=== Activity ===
Copy out, exactly as given, every line from the line with "Convert this screenshot" to the end of the listing, both of those lines included.

====

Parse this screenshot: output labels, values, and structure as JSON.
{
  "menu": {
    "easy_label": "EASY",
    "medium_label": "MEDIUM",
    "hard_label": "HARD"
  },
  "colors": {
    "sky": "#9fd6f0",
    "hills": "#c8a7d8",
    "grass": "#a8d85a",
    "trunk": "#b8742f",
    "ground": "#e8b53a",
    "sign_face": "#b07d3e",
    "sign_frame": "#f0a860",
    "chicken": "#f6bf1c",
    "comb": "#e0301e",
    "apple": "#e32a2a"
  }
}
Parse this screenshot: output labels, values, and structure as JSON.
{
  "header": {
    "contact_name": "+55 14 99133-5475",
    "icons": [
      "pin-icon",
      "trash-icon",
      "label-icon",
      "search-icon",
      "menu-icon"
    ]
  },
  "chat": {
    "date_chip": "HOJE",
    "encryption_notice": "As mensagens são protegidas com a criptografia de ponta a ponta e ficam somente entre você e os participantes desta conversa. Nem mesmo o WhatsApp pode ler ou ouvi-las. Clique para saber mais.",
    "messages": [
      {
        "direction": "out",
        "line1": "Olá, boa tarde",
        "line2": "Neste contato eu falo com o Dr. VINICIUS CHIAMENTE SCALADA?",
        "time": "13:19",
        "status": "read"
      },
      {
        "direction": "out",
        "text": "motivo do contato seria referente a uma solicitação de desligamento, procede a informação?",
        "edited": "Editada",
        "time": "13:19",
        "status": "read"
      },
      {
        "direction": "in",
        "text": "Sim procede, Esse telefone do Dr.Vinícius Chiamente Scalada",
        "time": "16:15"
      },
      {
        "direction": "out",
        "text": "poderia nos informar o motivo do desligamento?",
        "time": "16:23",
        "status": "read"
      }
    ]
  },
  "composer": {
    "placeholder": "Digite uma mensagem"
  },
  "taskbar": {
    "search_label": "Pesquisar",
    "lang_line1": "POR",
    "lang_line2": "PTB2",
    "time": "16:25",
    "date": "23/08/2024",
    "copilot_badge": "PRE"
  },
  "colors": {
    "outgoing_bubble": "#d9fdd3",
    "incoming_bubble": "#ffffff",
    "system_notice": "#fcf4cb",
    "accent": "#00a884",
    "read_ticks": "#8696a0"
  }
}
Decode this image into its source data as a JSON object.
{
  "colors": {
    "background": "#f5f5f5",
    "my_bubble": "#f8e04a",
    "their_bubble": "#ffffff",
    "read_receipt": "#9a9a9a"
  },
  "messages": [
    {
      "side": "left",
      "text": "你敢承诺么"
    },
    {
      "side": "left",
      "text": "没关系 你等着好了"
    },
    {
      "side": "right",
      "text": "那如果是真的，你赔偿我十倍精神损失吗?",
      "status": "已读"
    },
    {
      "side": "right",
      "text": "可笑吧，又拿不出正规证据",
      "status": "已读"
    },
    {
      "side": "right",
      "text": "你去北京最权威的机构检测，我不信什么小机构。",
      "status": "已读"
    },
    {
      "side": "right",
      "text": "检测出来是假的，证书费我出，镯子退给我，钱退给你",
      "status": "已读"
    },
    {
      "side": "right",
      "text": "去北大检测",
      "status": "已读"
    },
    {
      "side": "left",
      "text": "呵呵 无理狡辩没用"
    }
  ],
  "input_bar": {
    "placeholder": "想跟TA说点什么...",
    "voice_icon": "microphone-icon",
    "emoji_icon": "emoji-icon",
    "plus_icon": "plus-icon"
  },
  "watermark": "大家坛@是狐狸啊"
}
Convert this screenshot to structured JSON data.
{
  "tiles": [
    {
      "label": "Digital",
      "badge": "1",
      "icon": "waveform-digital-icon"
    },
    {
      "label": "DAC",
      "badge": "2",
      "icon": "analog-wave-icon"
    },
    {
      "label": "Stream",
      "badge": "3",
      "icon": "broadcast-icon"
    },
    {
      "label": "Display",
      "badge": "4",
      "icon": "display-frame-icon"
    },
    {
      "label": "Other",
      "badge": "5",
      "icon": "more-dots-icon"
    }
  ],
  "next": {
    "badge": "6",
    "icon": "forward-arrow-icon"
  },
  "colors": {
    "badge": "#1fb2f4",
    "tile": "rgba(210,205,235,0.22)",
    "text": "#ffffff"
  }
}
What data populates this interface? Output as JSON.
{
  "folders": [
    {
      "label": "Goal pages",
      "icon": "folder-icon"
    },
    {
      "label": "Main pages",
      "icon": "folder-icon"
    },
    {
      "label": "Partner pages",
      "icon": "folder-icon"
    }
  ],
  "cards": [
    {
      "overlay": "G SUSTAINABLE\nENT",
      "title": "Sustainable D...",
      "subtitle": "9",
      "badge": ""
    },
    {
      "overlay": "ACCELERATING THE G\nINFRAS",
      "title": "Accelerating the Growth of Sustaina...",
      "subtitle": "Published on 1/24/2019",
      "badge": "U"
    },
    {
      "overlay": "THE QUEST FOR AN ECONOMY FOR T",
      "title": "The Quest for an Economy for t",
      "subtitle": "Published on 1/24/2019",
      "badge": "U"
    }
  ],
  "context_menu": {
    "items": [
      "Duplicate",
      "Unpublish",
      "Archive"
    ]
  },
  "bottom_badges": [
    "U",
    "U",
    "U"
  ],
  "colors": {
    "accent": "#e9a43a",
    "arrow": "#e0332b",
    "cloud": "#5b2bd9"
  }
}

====

=== Exercise result ===
Convert this screenshot to structured JSON data.
{
  "tiles": [
    {
      "label": "Digital",
      "badge": "1",
      "icon": "waveform-digital-icon"
    },
    {
      "label": "DAC",
      "badge": "2",
      "icon": "analog-wave-icon"
    },
    {
      "label": "Stream",
      "badge": "3",
      "icon": "broadcast-icon"
    },
    {
      "label": "Display",
      "badge": "4",
      "icon": "display-frame-icon"
    },
    {
      "label": "Other",
      "badge": "5",
      "icon": "more-dots-icon"
    }
  ],
  "next": {
    "badge": "6",
    "icon": "forward-arrow-icon"
  },
  "colors": {
    "badge": "#1fb2f4",
    "tile": "rgba(210,205,235,0.22)",
    "text": "#ffffff"
  }
}
What data populates this interface? Output as JSON.
{
  "folders": [
    {
      "label": "Goal pages",
      "icon": "folder-icon"
    },
    {
      "label": "Main pages",
      "icon": "folder-icon"
    },
    {
      "label": "Partner pages",
      "icon": "folder-icon"
    }
  ],
  "cards": [
    {
      "overlay": "G SUSTAINABLE\nENT",
      "title": "Sustainable D...",
      "subtitle": "9",
      "badge": ""
    },
    {
      "overlay": "ACCELERATING THE G\nINFRAS",
      "title": "Accelerating the Growth of Sustaina...",
      "subtitle": "Published on 1/24/2019",
      "badge": "U"
    },
    {
      "overlay": "THE QUEST FOR AN ECONOMY FOR T",
      "title": "The Quest for an Economy for t",
      "subtitle": "Published on 1/24/2019",
      "badge": "U"
    }
  ],
  "context_menu": {
    "items": [
      "Duplicate",
      "Unpublish",
      "Archive"
    ]
  },
  "bottom_badges": [
    "U",
    "U",
    "U"
  ],
  "colors": {
    "accent": "#e9a43a",
    "arrow": "#e0332b",
    "cloud": "#5b2bd9"
  }
}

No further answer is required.